Prague is filled with contrasts. Its history has naturally created all kinds of them - some are soft; some are more startling. I (re)noticed one of the startling kinds this week while walking through the Jewish Quarter of Prague's Josefov district.
The streets at 8am were still quiet and the street vendors were just arriving on the street that leads to the old cemetery and Klaus Synagogue. It was a perfect time for avoiding crowds of tourists.
The contrast came when I noticed that the vendors are lined up along the wall that supports the old cemetery. But the surface of the cemetery is actually high above the vendors on the street (U stareho hrbitova).
You can see from the picture below what I mean in more detail. I guess I never realized the height difference before, possibly because of the nearly always crowded street.
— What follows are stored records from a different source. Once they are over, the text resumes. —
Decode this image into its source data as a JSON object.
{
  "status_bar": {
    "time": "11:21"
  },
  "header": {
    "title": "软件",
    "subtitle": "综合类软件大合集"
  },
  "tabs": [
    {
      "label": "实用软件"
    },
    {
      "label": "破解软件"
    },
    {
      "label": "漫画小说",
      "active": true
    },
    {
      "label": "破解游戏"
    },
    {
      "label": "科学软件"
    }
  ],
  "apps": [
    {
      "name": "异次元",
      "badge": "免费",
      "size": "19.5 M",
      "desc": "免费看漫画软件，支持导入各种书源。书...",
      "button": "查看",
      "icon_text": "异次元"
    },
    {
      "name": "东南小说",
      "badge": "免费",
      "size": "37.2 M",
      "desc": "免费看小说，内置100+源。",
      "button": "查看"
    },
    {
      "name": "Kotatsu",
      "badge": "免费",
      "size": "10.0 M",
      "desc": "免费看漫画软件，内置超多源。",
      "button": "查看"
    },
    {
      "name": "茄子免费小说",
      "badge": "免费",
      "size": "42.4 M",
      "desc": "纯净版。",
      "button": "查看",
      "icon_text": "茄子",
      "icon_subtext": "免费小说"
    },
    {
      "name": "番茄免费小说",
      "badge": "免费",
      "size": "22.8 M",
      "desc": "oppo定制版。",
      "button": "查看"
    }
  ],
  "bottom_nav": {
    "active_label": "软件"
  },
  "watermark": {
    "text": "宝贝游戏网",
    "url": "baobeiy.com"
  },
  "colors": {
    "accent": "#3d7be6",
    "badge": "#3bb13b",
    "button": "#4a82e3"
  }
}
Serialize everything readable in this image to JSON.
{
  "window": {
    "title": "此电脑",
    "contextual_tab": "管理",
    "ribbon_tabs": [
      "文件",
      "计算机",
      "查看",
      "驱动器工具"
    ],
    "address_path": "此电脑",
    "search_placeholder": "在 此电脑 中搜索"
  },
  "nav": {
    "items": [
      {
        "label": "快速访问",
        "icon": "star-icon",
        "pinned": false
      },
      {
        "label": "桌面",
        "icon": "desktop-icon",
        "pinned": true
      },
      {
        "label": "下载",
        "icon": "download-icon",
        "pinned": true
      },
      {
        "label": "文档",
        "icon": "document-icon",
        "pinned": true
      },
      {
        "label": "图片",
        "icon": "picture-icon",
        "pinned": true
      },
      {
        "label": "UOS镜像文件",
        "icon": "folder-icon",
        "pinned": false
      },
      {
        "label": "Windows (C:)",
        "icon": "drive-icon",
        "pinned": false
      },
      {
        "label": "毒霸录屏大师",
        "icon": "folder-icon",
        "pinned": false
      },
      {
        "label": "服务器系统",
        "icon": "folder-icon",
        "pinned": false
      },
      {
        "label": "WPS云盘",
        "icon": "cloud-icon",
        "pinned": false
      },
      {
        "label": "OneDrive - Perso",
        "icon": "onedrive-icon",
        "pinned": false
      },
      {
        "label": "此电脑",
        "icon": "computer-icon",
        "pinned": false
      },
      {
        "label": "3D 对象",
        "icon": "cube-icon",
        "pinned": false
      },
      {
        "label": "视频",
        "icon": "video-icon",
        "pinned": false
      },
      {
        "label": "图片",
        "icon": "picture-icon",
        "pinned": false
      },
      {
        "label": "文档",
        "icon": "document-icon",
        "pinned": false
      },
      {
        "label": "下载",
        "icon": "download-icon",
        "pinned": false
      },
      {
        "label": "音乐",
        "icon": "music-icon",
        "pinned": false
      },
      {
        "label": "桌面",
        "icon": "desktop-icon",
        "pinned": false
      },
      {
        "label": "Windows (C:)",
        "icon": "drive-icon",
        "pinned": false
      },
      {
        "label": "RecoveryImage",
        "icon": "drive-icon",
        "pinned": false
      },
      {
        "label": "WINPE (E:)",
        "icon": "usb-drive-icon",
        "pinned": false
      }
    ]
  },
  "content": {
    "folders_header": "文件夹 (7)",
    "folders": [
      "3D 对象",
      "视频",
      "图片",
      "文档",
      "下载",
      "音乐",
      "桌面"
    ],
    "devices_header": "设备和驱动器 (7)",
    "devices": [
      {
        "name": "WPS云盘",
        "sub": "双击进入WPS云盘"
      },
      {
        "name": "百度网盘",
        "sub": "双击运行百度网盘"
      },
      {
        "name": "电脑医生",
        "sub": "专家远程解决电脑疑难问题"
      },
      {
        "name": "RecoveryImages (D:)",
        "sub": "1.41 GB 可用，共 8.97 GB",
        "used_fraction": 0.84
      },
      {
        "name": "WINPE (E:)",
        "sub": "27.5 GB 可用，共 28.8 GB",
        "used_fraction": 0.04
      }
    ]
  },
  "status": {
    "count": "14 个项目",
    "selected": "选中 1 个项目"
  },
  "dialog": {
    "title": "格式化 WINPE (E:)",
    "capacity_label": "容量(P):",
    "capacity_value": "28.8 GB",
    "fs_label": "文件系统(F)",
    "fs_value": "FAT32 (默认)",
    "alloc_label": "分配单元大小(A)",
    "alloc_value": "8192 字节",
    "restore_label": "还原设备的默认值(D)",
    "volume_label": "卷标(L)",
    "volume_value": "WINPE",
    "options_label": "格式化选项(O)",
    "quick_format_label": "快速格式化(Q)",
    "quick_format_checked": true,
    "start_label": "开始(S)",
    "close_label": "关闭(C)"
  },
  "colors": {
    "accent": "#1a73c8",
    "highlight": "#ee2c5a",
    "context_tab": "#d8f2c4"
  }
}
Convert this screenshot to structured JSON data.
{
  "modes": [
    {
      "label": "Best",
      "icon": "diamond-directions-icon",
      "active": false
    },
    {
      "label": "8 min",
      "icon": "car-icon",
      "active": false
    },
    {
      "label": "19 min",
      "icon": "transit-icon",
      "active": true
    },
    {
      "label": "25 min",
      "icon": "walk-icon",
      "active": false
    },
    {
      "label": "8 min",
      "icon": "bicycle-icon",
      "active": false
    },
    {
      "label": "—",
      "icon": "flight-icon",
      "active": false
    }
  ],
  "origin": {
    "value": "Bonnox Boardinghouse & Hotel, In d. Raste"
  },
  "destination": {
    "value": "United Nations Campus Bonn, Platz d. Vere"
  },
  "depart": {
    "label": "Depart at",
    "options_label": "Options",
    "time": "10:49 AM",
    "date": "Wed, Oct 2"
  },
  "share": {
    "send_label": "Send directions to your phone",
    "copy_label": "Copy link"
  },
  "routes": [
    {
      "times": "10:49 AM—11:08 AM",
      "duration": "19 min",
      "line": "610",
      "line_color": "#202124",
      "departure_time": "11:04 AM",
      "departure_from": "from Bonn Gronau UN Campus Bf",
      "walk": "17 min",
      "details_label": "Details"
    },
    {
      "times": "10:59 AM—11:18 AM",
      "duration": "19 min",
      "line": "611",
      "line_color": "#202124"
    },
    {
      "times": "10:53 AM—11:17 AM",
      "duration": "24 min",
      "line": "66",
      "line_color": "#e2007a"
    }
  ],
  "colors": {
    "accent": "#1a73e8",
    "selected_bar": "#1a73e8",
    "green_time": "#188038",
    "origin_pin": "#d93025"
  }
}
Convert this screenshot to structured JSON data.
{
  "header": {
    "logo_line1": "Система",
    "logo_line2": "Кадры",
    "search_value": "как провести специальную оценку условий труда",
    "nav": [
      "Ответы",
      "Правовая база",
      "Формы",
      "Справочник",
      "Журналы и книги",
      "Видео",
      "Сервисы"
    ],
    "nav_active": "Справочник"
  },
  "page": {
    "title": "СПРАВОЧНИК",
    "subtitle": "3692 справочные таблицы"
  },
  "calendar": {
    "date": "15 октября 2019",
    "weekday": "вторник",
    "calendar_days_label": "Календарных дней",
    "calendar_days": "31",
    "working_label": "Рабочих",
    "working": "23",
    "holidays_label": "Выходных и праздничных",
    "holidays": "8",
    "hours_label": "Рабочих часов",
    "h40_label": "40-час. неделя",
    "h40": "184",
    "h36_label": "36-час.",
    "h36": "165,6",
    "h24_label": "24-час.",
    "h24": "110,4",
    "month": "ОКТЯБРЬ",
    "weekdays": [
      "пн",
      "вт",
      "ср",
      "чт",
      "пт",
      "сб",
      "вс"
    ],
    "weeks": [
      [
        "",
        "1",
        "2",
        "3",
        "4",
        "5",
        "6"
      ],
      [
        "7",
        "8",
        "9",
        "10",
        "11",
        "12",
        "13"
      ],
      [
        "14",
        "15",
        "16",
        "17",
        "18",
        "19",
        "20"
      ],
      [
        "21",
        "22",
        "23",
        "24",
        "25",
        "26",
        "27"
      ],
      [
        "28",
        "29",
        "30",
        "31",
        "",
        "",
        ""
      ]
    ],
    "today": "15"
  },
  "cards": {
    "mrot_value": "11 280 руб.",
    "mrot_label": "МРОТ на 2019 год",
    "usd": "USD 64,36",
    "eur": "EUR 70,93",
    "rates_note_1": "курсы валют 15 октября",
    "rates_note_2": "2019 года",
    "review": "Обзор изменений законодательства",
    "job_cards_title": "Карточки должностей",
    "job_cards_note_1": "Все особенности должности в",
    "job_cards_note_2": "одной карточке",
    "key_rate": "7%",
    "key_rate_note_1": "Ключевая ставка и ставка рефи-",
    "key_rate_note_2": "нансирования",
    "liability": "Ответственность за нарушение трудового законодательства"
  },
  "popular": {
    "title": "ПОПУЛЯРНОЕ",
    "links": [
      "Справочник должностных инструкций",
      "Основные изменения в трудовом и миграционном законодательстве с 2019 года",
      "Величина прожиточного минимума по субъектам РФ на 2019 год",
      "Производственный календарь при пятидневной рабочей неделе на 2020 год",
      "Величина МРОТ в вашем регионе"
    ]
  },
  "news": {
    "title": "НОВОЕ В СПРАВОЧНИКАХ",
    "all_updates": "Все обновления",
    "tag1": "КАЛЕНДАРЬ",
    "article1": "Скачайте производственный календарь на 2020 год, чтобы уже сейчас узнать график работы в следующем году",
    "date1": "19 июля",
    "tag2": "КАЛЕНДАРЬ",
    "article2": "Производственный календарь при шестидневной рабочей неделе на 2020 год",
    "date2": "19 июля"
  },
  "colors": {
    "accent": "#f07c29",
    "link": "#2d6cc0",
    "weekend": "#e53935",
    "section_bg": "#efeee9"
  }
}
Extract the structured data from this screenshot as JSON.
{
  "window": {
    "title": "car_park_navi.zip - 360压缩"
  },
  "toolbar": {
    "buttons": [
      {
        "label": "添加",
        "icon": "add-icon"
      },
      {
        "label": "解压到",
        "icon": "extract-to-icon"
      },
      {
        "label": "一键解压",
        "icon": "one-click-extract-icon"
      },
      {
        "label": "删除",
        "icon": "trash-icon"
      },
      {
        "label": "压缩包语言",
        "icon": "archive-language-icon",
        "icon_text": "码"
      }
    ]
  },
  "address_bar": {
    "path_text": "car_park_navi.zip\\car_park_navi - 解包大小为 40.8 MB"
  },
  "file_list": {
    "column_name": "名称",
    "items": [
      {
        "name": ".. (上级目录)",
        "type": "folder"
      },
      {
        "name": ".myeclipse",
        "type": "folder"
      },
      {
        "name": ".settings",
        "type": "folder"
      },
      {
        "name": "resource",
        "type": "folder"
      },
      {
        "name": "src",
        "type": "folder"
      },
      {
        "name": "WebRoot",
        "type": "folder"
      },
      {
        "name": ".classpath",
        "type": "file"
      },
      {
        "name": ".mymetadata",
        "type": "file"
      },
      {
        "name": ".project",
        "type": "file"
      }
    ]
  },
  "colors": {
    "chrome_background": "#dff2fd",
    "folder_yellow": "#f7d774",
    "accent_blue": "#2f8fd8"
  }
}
The difference in height is due to two things that I know of. First, the area of Josefov was once known as a ghetto and was basically demolished in the early 20th century to make way for improvements. The old Jewish areas were preserved though. Secondly, the cemetery is very small and was the only place for burials for centuries. Therefore, dirt was brought in and the level of the cemetery was periodically raised.